They probably don’t know. I believe this is online an parents have not a clue. If it is still in print form they could get it at the school or public library.
Its just there to get hype and get the management known for being trendy with the NYC and LA crowd.
Blames needs to go to their parent Conde Naste: “The company’s media titles attract more than 84 million consumers in print, 366 million in digital and 384 million across social platforms: Allure, Architectural Digest, Ars Technica, Backchannel, Bon Appétit, Condé Nast Traveler, Epicurious, Glamour, GQ, Pitchfork, Self, Teen Vogue, The New Yorker, Vanity Fair, Vogue, and Wired.”
Teen Vogue suffered from the same sales decline that hit all teen fashion magazines in the new millennium. Its single-copy sales dropped 50 percent in the first six months of 2016. Beginning with the December/January 2017 issue, Teen Vogue began publishing quarterly, cutting back from ten issues per year to four issues per year. The first quarterly issue focused on “young love.”

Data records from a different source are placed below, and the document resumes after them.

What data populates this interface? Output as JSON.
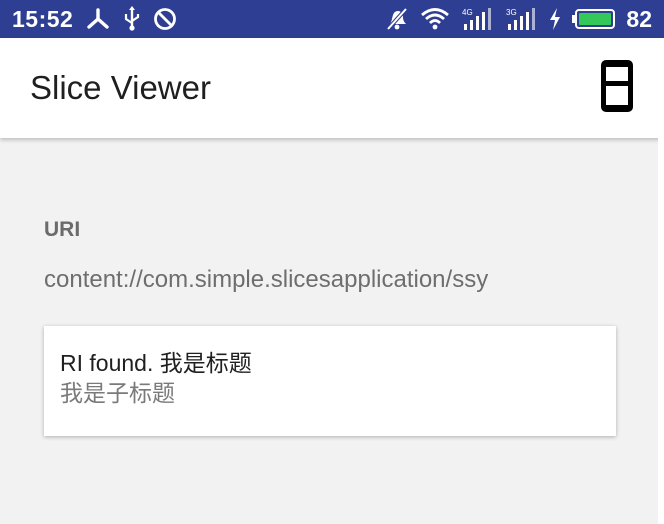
{
  "status_bar": {
    "time": "15:52",
    "battery_percent": "82",
    "left_icons": [
      "share-nodes-icon",
      "usb-icon",
      "do-not-disturb-icon"
    ],
    "right_icons": [
      "muted-bell-icon",
      "wifi-icon",
      "signal-4g-icon",
      "signal-3g-icon",
      "charging-icon",
      "battery-icon"
    ],
    "signal_4g_label": "4G",
    "signal_3g_label": "3G",
    "background_color": "#2e3e92"
  },
  "app_bar": {
    "title": "Slice Viewer",
    "mode_button_icon": "phone-slice-mode-icon"
  },
  "content": {
    "uri_label": "URI",
    "uri_value": "content://com.simple.slicesapplication/ssy",
    "slice": {
      "title": "RI found. 我是标题",
      "subtitle": "我是子标题"
    }
  }
}
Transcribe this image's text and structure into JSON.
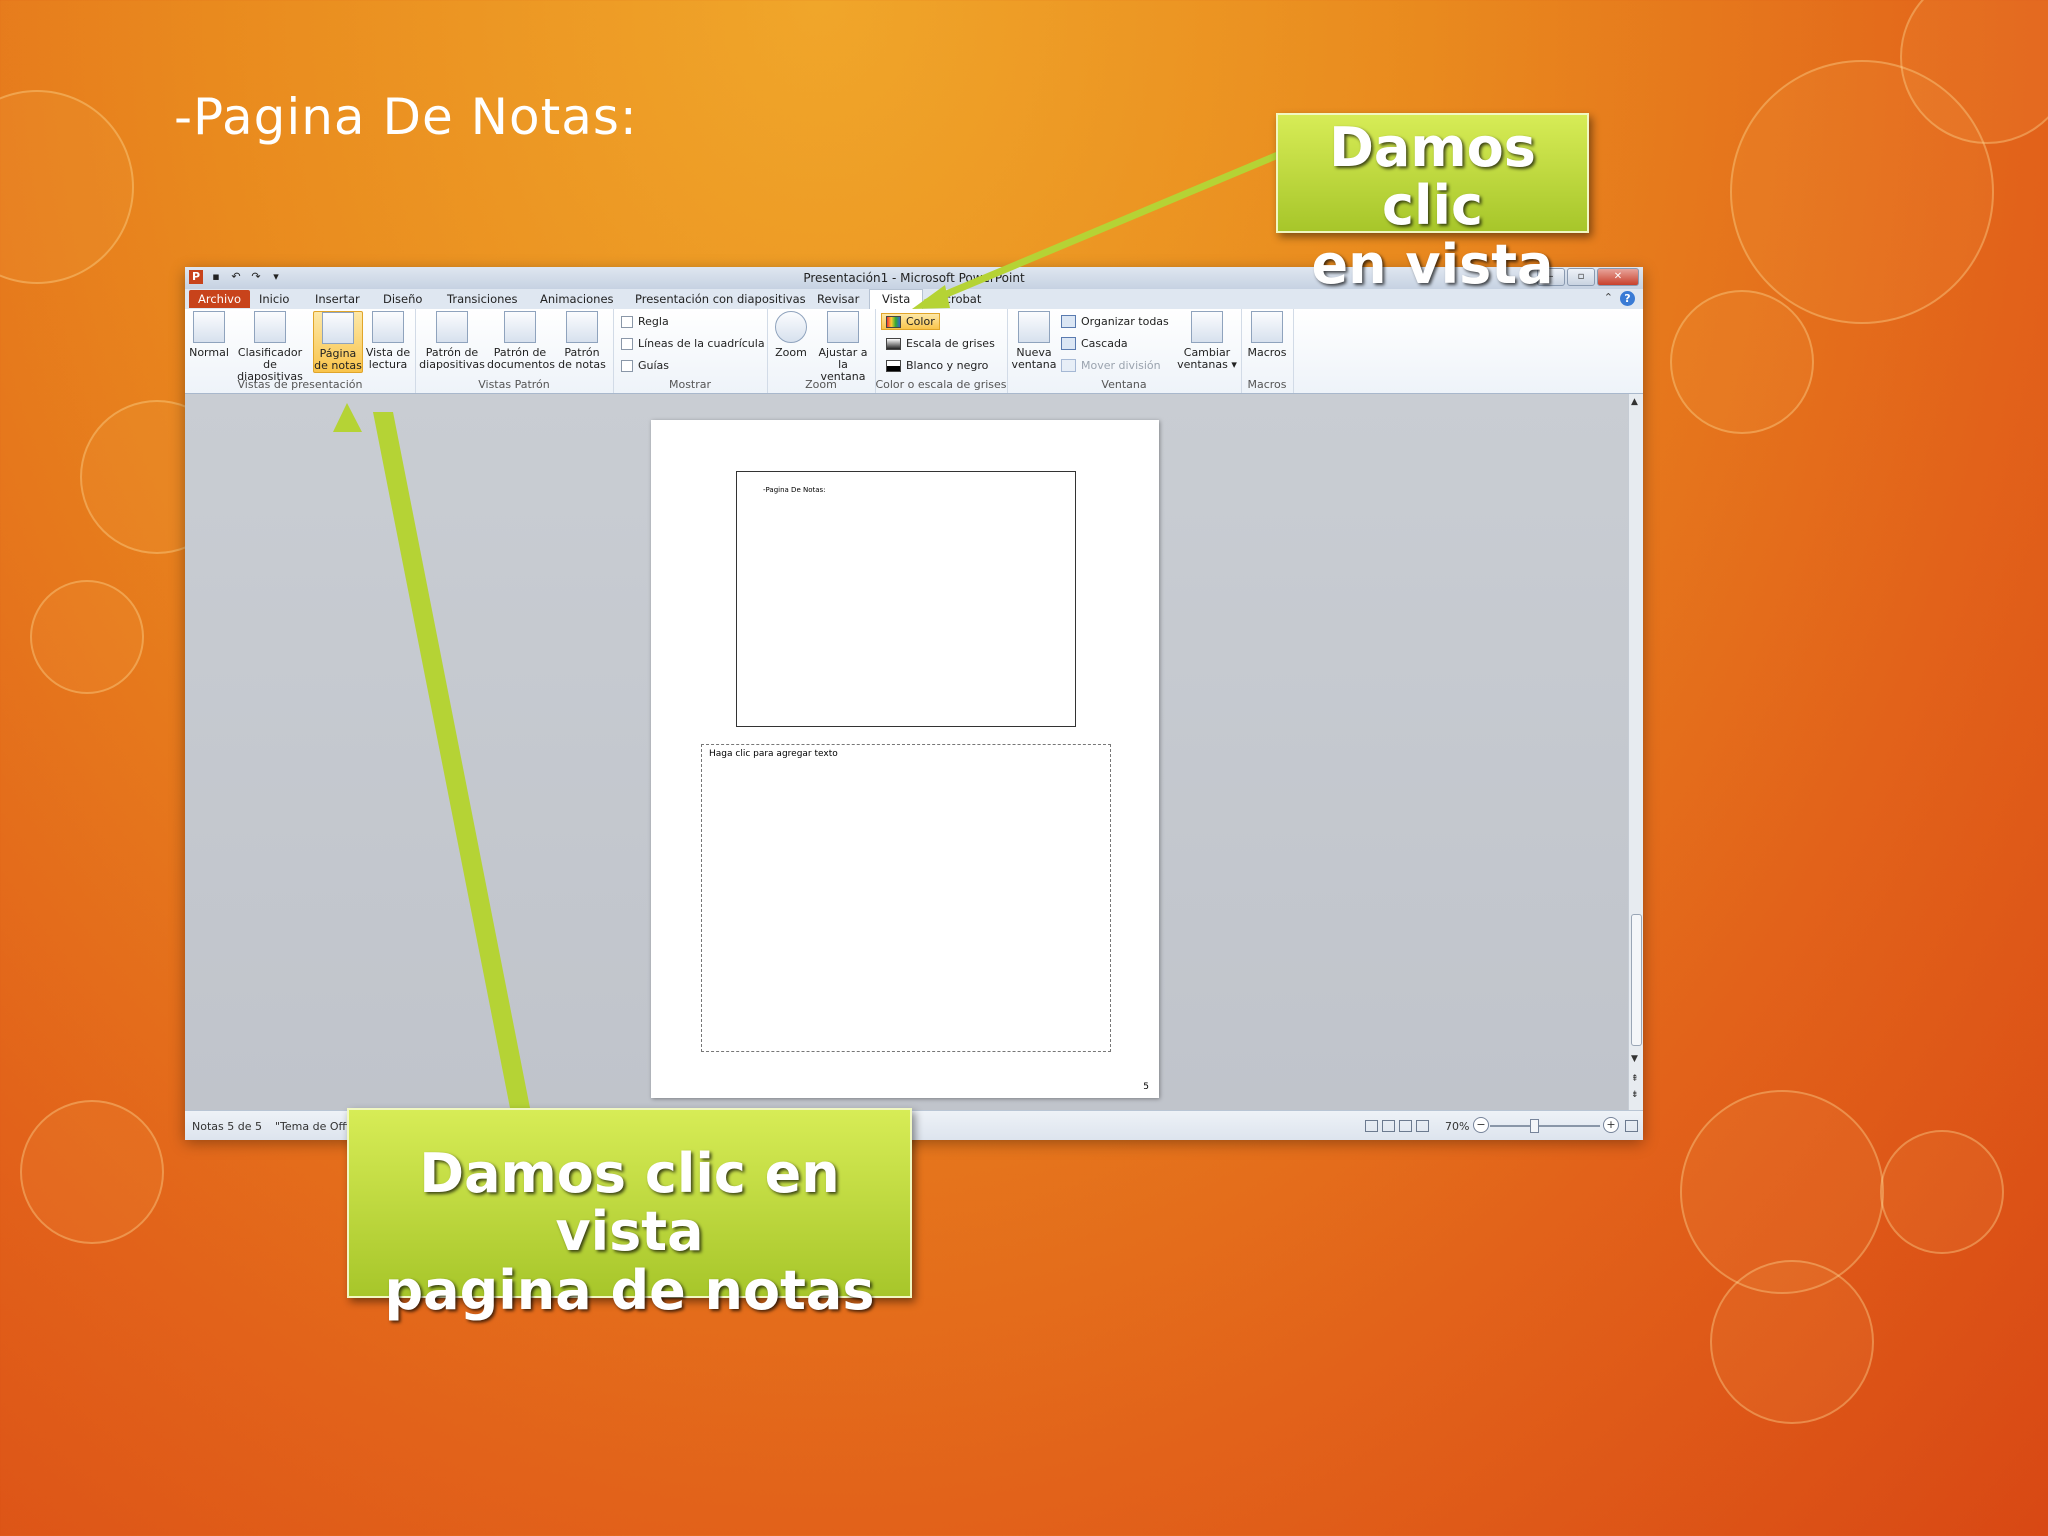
{
  "slide": {
    "title": "-Pagina De Notas:"
  },
  "window": {
    "title": "Presentación1 - Microsoft PowerPoint",
    "buttons": {
      "minimize": "–",
      "restore": "▫",
      "close": "✕"
    }
  },
  "tabs": [
    "Archivo",
    "Inicio",
    "Insertar",
    "Diseño",
    "Transiciones",
    "Animaciones",
    "Presentación con diapositivas",
    "Revisar",
    "Vista",
    "Acrobat"
  ],
  "ribbon": {
    "groups": {
      "vistas_presentacion": "Vistas de presentación",
      "vistas_patron": "Vistas Patrón",
      "mostrar": "Mostrar",
      "zoom": "Zoom",
      "color": "Color o escala de grises",
      "ventana": "Ventana",
      "macros": "Macros"
    },
    "buttons": {
      "normal": "Normal",
      "clasificador_1": "Clasificador de",
      "clasificador_2": "diapositivas",
      "pagina_1": "Página",
      "pagina_2": "de notas",
      "lectura_1": "Vista de",
      "lectura_2": "lectura",
      "patron_diap_1": "Patrón de",
      "patron_diap_2": "diapositivas",
      "patron_doc_1": "Patrón de",
      "patron_doc_2": "documentos",
      "patron_notas_1": "Patrón",
      "patron_notas_2": "de notas",
      "regla": "Regla",
      "lineas": "Líneas de la cuadrícula",
      "guias": "Guías",
      "zoom": "Zoom",
      "ajustar_1": "Ajustar a",
      "ajustar_2": "la ventana",
      "color": "Color",
      "escala": "Escala de grises",
      "blanco": "Blanco y negro",
      "nueva_1": "Nueva",
      "nueva_2": "ventana",
      "organizar": "Organizar todas",
      "cascada": "Cascada",
      "mover": "Mover división",
      "cambiar_1": "Cambiar",
      "cambiar_2": "ventanas ▾",
      "macros": "Macros"
    }
  },
  "page": {
    "slide_thumb_text": "-Pagina De Notas:",
    "notes_placeholder": "Haga clic para agregar texto",
    "page_number": "5"
  },
  "status": {
    "notes": "Notas 5 de 5",
    "theme": "\"Tema de Offi",
    "zoom": "70%"
  },
  "callouts": {
    "top_1": "Damos clic",
    "top_2": "en vista",
    "bottom_1": "Damos clic en vista",
    "bottom_2": "pagina de notas"
  },
  "colors": {
    "callout": "#b5d335",
    "file_tab": "#c8431b",
    "selected_button": "#f9c44b"
  }
}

On April 29, 2017, Elaine Welteroth was named editor-in-chief of Teen Vogue. On November 2, 2017 it was announced Teen Vogue would cease its print edition and continue as an online-only publication as part of a new round of cost cuts.

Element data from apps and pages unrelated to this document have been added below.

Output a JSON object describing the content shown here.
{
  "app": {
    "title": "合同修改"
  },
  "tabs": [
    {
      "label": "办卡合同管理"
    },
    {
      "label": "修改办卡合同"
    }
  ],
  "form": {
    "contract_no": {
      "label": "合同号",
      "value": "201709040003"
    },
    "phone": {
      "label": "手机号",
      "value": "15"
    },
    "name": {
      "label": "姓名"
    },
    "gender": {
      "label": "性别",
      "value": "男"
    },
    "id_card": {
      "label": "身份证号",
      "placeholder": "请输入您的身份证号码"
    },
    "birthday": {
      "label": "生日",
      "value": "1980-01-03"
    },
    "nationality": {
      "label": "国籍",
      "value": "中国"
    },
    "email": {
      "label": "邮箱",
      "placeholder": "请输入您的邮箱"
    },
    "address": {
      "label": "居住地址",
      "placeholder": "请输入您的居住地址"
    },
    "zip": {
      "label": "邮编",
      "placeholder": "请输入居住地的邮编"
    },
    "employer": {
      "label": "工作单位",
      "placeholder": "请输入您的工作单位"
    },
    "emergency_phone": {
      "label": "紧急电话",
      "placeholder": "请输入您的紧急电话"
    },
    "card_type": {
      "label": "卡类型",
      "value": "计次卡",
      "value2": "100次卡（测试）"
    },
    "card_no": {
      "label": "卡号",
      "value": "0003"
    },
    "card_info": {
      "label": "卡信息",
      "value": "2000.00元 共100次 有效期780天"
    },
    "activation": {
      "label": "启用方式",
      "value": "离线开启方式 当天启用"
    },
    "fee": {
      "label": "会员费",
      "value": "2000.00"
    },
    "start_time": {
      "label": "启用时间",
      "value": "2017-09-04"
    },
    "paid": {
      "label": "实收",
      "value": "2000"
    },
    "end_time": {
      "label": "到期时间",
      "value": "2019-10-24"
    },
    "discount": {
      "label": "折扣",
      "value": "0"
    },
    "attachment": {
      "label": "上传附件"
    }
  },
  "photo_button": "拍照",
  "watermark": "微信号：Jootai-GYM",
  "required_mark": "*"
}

Sexuality has also been a topic in Teen Vogue’s expanded focus. On July 7, 2017, the magazine published a column titled, “Anal Sex: What You Need to Know” which author Gigi Engle described as “anal 101, for teens, beginners and all inquisitive folk.” The column drew criticism from some parents for what they viewed as content inappropriate to the target audience of teenage girls. In The Independent, J J Barnes also criticized the column as “bizarre” for focusing on male reproductive anatomy rather than female. Teen Vogue’s digital editorial director Phillip Picardi defended the column, saying that backlash was “rooted in homophobia.”

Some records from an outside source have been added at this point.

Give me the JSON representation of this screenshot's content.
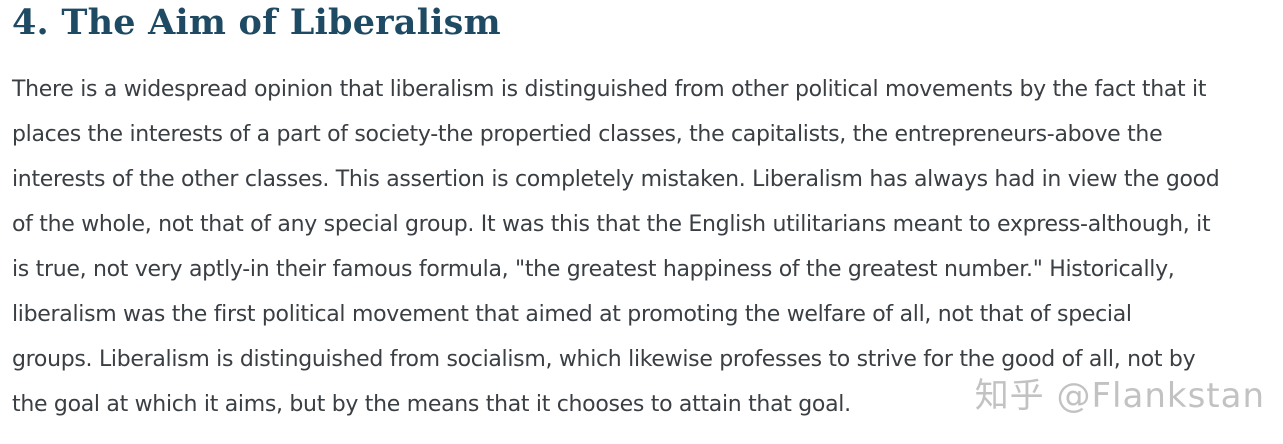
{
  "heading": "4. The Aim of Liberalism",
  "paragraph": {
    "lines": [
      "There is a widespread opinion that liberalism is distinguished from other political movements by the fact that it",
      "places the interests of a part of society-the propertied classes, the capitalists, the entrepreneurs-above the",
      "interests of the other classes. This assertion is completely mistaken. Liberalism has always had in view the good",
      "of the whole, not that of any special group. It was this that the English utilitarians meant to express-although, it",
      "is true, not very aptly-in their famous formula, \"the greatest happiness of the greatest number.\" Historically,",
      "liberalism was the first political movement that aimed at promoting the welfare of all, not that of special",
      "groups. Liberalism is distinguished from socialism, which likewise professes to strive for the good of all, not by",
      "the goal at which it aims, but by the means that it chooses to attain that goal."
    ]
  },
  "watermark": "知乎 @Flankstan",
  "colors": {
    "heading": "#1f4a63",
    "body": "#3a3f44",
    "background": "#ffffff"
  }
}
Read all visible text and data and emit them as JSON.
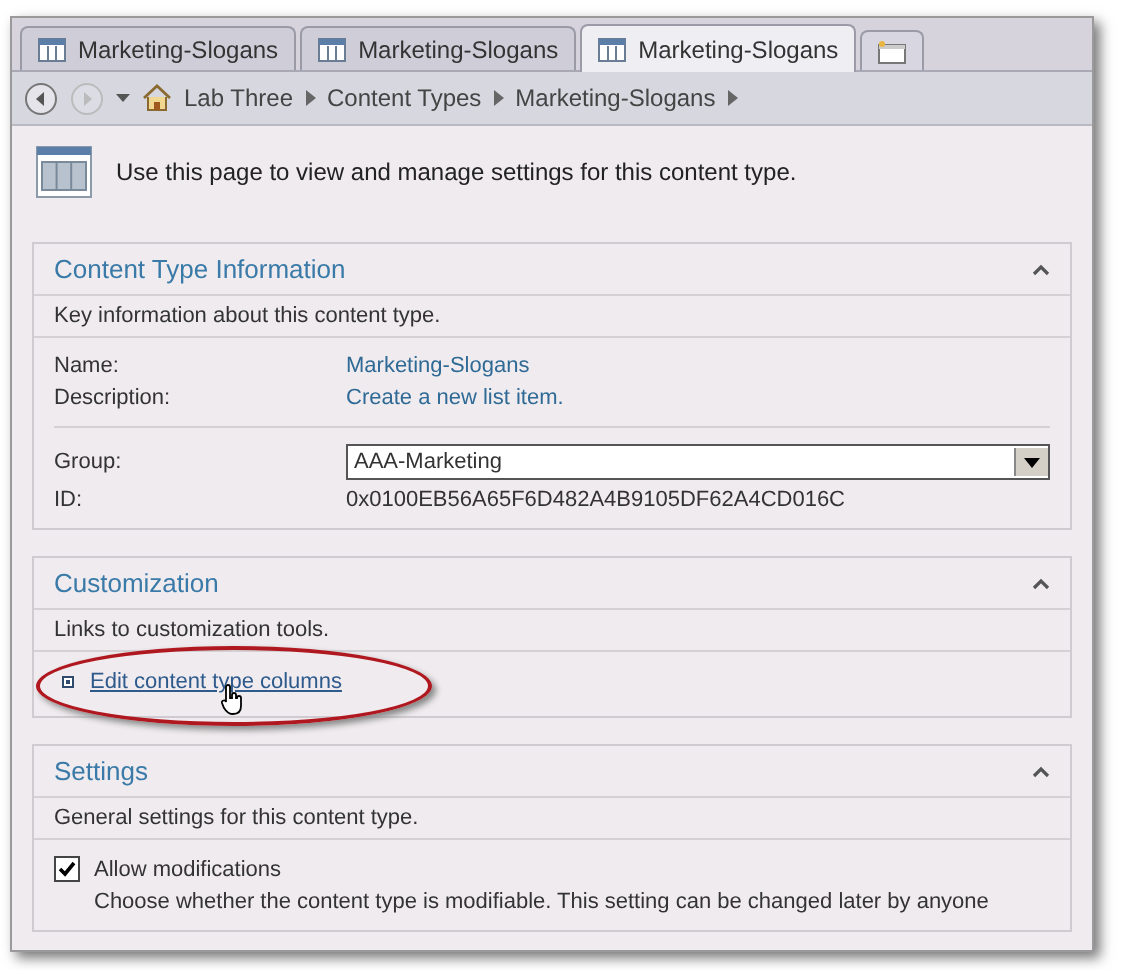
{
  "tabs": [
    {
      "label": "Marketing-Slogans",
      "selected": false
    },
    {
      "label": "Marketing-Slogans",
      "selected": false
    },
    {
      "label": "Marketing-Slogans",
      "selected": true
    }
  ],
  "breadcrumb": [
    "Lab Three",
    "Content Types",
    "Marketing-Slogans"
  ],
  "intro": "Use this page to view and manage settings for this content type.",
  "sections": [
    {
      "kind": "info",
      "title": "Content Type Information",
      "expanded": true,
      "description": "Key information about this content type.",
      "field_groups": [
        [
          {
            "label": "Name:",
            "value": "Marketing-Slogans",
            "kind": "link"
          },
          {
            "label": "Description:",
            "value": "Create a new list item.",
            "kind": "link"
          }
        ],
        [
          {
            "label": "Group:",
            "value": "AAA-Marketing",
            "kind": "dropdown"
          },
          {
            "label": "ID:",
            "value": "0x0100EB56A65F6D482A4B9105DF62A4CD016C",
            "kind": "text"
          }
        ]
      ]
    },
    {
      "kind": "links",
      "title": "Customization",
      "expanded": true,
      "description": "Links to customization tools.",
      "links": [
        {
          "label": "Edit content type columns",
          "highlighted": true
        }
      ]
    },
    {
      "kind": "options",
      "title": "Settings",
      "expanded": true,
      "description": "General settings for this content type.",
      "options": [
        {
          "label": "Allow modifications",
          "checked": true,
          "note": "Choose whether the content type is modifiable.  This setting can be changed later by anyone"
        }
      ]
    }
  ]
}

In the February 21, 2019 edition of the Eternal Word Television Network program EWTN Pro-Life Weekly, host Catherine Hadro accused Teen Vogue of promoting abortion and criticized the publication for failing to “acknowledge what actually happens in a late-term abortion procedure.” During this same year Teen Vogue published a controversial editorial titled Sex work is real work, which earned criticism from sex trade survivors and anti-trafficking advocates.